Daniel Cropper offers less projection with better present arm strength, and a fastball that has been up to 91-92 mph. He has a good, sturdy frame, while his secondary stuff will need work.
Marshall lefty Brian Chrisman was putting the finishing touches on a strong freshman season in 2004 when he blew out his elbow in his last outing of the year. He had Tommy John surgery and missed a year, and this spring he showed enough velocity and determination to be considered as a draft-eligible sophomore. He flashed a 92 mph fastball that more commonly sits in the 88-89 mph range. He doesn’t have much feel for it, and his inability to command the strike zone led to him being hit hard this season. He’ll also have to refine his secondary stuff.
Fifth-year senior Stan Posluszny possesses plus raw power. The Angels drafted him in the 21st round in 2004 as a draft-eligible sophomore, and he should be taken on the first day this time around. His brother Paul was an all-American linebacker at Penn State. Posluszny finished as the No. 2 career home run hitter at West Virginia, with 33. He’s a good athlete but his swing is stiff. He has improved his approach considerably during his career, and his pitch selection boosts his stock. He’s a fringe-average runner with enough feel defensively to profile in left field. Teammate David Carpenter’s forte is defense. He’s a dependable catch-and-throw receiver with little offensive upside. His arm strength rates a 70 on the 20-80 scale.
At 6-foot-4, 215 pounds, Bryan Hagerich looks the part. He’s strong and can drive the ball out of the park, though his power is primarily to the pull side. He’s athletic and has an accurate arm. He swings and misses too much, racking up 68 strikeouts and 26 walks in 226 at-bats this season, and can be beaten with good fastballs in on his hands and will chase breaking balls in the dirt.

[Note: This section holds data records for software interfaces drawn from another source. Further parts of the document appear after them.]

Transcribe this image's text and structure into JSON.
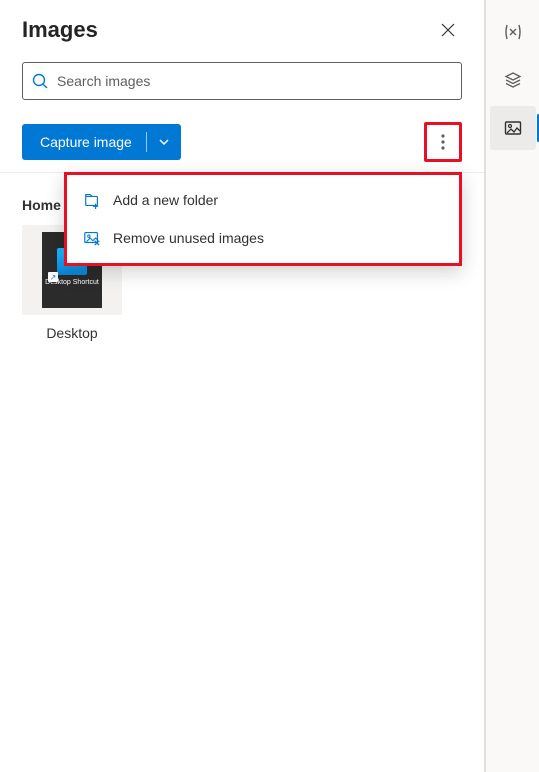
{
  "panel": {
    "title": "Images"
  },
  "search": {
    "placeholder": "Search images"
  },
  "toolbar": {
    "capture_label": "Capture image"
  },
  "breadcrumb": {
    "root": "Home"
  },
  "thumbnails": [
    {
      "label": "Desktop",
      "inner_caption": "Desktop Shortcut"
    }
  ],
  "context_menu": {
    "items": [
      {
        "label": "Add a new folder",
        "icon": "folder-add-icon"
      },
      {
        "label": "Remove unused images",
        "icon": "image-remove-icon"
      }
    ]
  },
  "rail": {
    "items": [
      {
        "name": "variables-icon"
      },
      {
        "name": "layers-icon"
      },
      {
        "name": "images-icon",
        "active": true
      }
    ]
  },
  "colors": {
    "primary": "#0078d4",
    "highlight": "#e81123"
  }
}
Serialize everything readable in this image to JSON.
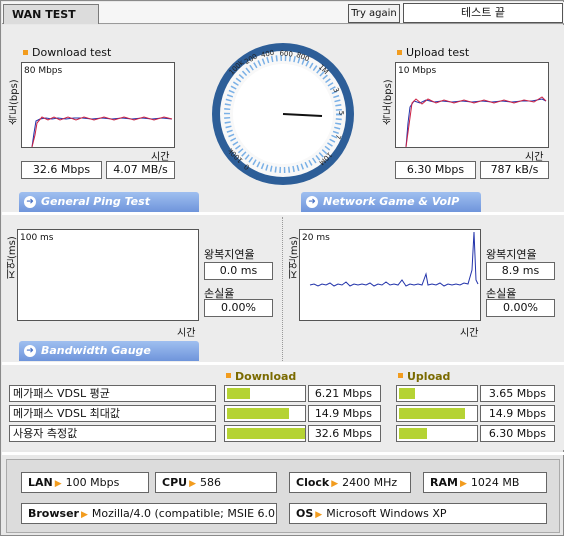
{
  "topbar": {
    "tab_label": "WAN TEST",
    "try_again": "Try again",
    "status": "테스트 끝"
  },
  "download": {
    "title": "Download test",
    "axis_label": "속도(bps)",
    "scale": "80 Mbps",
    "time_label": "시간",
    "speed": "32.6 Mbps",
    "rate": "4.07 MB/s"
  },
  "upload": {
    "title": "Upload test",
    "axis_label": "속도(bps)",
    "scale": "10 Mbps",
    "time_label": "시간",
    "speed": "6.30 Mbps",
    "rate": "787 kB/s"
  },
  "gauge": {
    "labels": [
      "100k",
      "200",
      "400",
      "600",
      "800",
      "1M",
      "3",
      "5",
      "7",
      "10M",
      "100k",
      "0"
    ]
  },
  "ping": {
    "button": "General Ping Test",
    "axis_label": "지연(ms)",
    "scale": "100 ms",
    "time_label": "시간",
    "latency_label": "왕복지연율",
    "latency": "0.0 ms",
    "loss_label": "손실율",
    "loss": "0.00%"
  },
  "game": {
    "button": "Network Game & VoIP Test",
    "axis_label": "지연(ms)",
    "scale": "20 ms",
    "time_label": "시간",
    "latency_label": "왕복지연율",
    "latency": "8.9 ms",
    "loss_label": "손실율",
    "loss": "0.00%"
  },
  "bandwidth": {
    "button": "Bandwidth Gauge",
    "download_head": "Download",
    "upload_head": "Upload",
    "rows": [
      {
        "label": "메가패스 VDSL 평균",
        "down": "6.21 Mbps",
        "down_fill": 0.29,
        "up": "3.65 Mbps",
        "up_fill": 0.2
      },
      {
        "label": "메가패스 VDSL 최대값",
        "down": "14.9 Mbps",
        "down_fill": 0.8,
        "up": "14.9 Mbps",
        "up_fill": 0.85
      },
      {
        "label": "사용자 측정값",
        "down": "32.6 Mbps",
        "down_fill": 1.0,
        "up": "6.30 Mbps",
        "up_fill": 0.36
      }
    ]
  },
  "system": {
    "lan_key": "LAN",
    "lan_val": "100 Mbps",
    "cpu_key": "CPU",
    "cpu_val": "586",
    "clock_key": "Clock",
    "clock_val": "2400 MHz",
    "ram_key": "RAM",
    "ram_val": "1024 MB",
    "browser_key": "Browser",
    "browser_val": "Mozilla/4.0 (compatible; MSIE 6.0",
    "os_key": "OS",
    "os_val": "Microsoft Windows XP"
  },
  "colors": {
    "accent": "#f29c1e",
    "bar": "#b5d334",
    "button_blue": "#6f95db",
    "gauge_ring": "#2d5e98"
  }
}
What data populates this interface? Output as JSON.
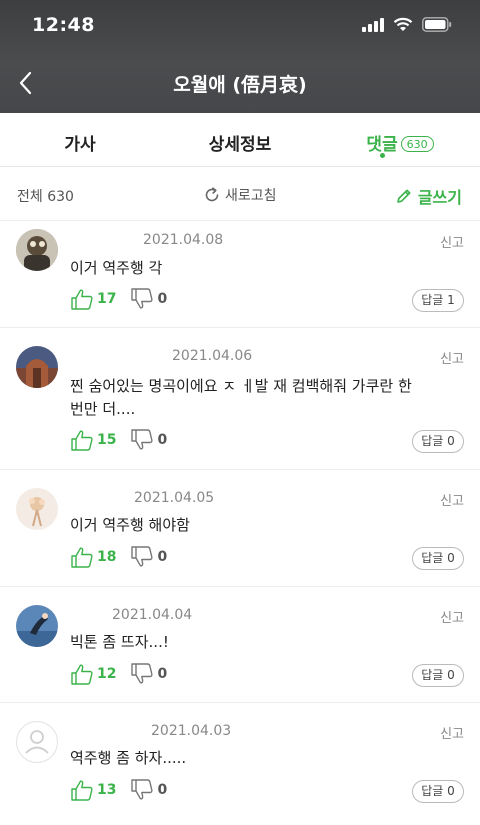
{
  "status_bar": {
    "time": "12:48"
  },
  "nav": {
    "title": "오월애 (俉月哀)"
  },
  "tabs": [
    {
      "label": "가사"
    },
    {
      "label": "상세정보"
    },
    {
      "label": "댓글",
      "count": "630"
    }
  ],
  "toolbar": {
    "total": "전체 630",
    "refresh": "새로고침",
    "write": "글쓰기"
  },
  "comments": [
    {
      "date": "2021.04.08",
      "text": "이거 역주행 각",
      "likes": "17",
      "dislikes": "0",
      "reply": "답글 1",
      "report": "신고"
    },
    {
      "date": "2021.04.06",
      "text": "찐 숨어있는 명곡이에요  ㅈ ㅔ발 재 컴백해줘  가쿠란 한번만 더....",
      "likes": "15",
      "dislikes": "0",
      "reply": "답글 0",
      "report": "신고"
    },
    {
      "date": "2021.04.05",
      "text": "이거 역주행 해야함",
      "likes": "18",
      "dislikes": "0",
      "reply": "답글 0",
      "report": "신고"
    },
    {
      "date": "2021.04.04",
      "text": "빅톤 좀 뜨자...!",
      "likes": "12",
      "dislikes": "0",
      "reply": "답글 0",
      "report": "신고"
    },
    {
      "date": "2021.04.03",
      "text": "역주행 좀 하자.....",
      "likes": "13",
      "dislikes": "0",
      "reply": "답글 0",
      "report": "신고"
    }
  ],
  "colors": {
    "accent": "#3bb34a",
    "header_bg": "#444648"
  }
}
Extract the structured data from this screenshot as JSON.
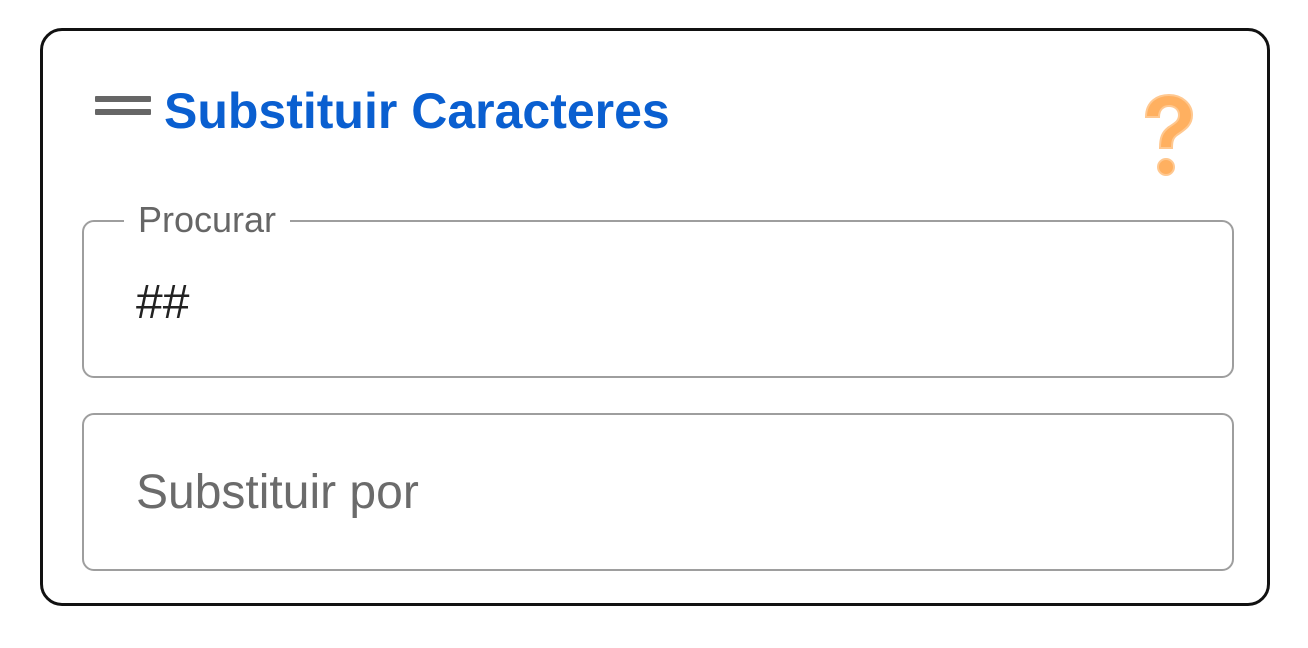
{
  "panel": {
    "title": "Substituir Caracteres",
    "help_icon": "question-mark-icon",
    "drag_icon": "drag-handle-icon",
    "colors": {
      "title": "#0a5fd0",
      "help": "#ffb060",
      "border": "#111111",
      "field_border": "#9e9e9e"
    }
  },
  "search_field": {
    "label": "Procurar",
    "value": "##"
  },
  "replace_field": {
    "placeholder": "Substituir por",
    "value": ""
  }
}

Steve Bumbry, the son of former Orioles outfielder Al, has his father’s instincts and a good feel for the game. He’s signed at Virginia Tech and could develop into a strong college outfielder.
Hardy County, W.Va., has a population of just 12,669 and no stoplights, but it’s home to one of the Mid-Atlantic’s best athletes. Alex Foltz was a three-sport star at East Hardy High (enrollment: 230) and was West Virginia’s player of the year in baseball as well as football. He led the state as a junior with 29 points a game in basketball and averaged 25 points and 12 rebounds as a senior. In football last fall, he ran for 1,605 yards, scored 18 touchdowns and kicked 10 field goals. He runs the 60-yard dash in 6.6 seconds. On the diamond, he’s a raw, righthanded-hitting outfielder. Foltz batted .469-8-29 this spring and was 30-for-31 in stolen bases. His approach requires an overhaul, but he could develop into an intriguing player after three seasons at James Madison.
Enrique Garcia, at 6-foot-5 and 220 pounds, was a 17th-round draft-and-follow selection of the White Sox last year and is the area’s top juco prospect even after an up-and-down sophomore season. He has plenty of arm strength but lacks feel and a consistent secondary offering. He throws a pair of fringy breaking balls as well as a split-finger fastball that appears to be the secondary pitch he’s most comfortable with. His fastball has been in the 90-95 mph range, helping him garner interest from several Division I schools.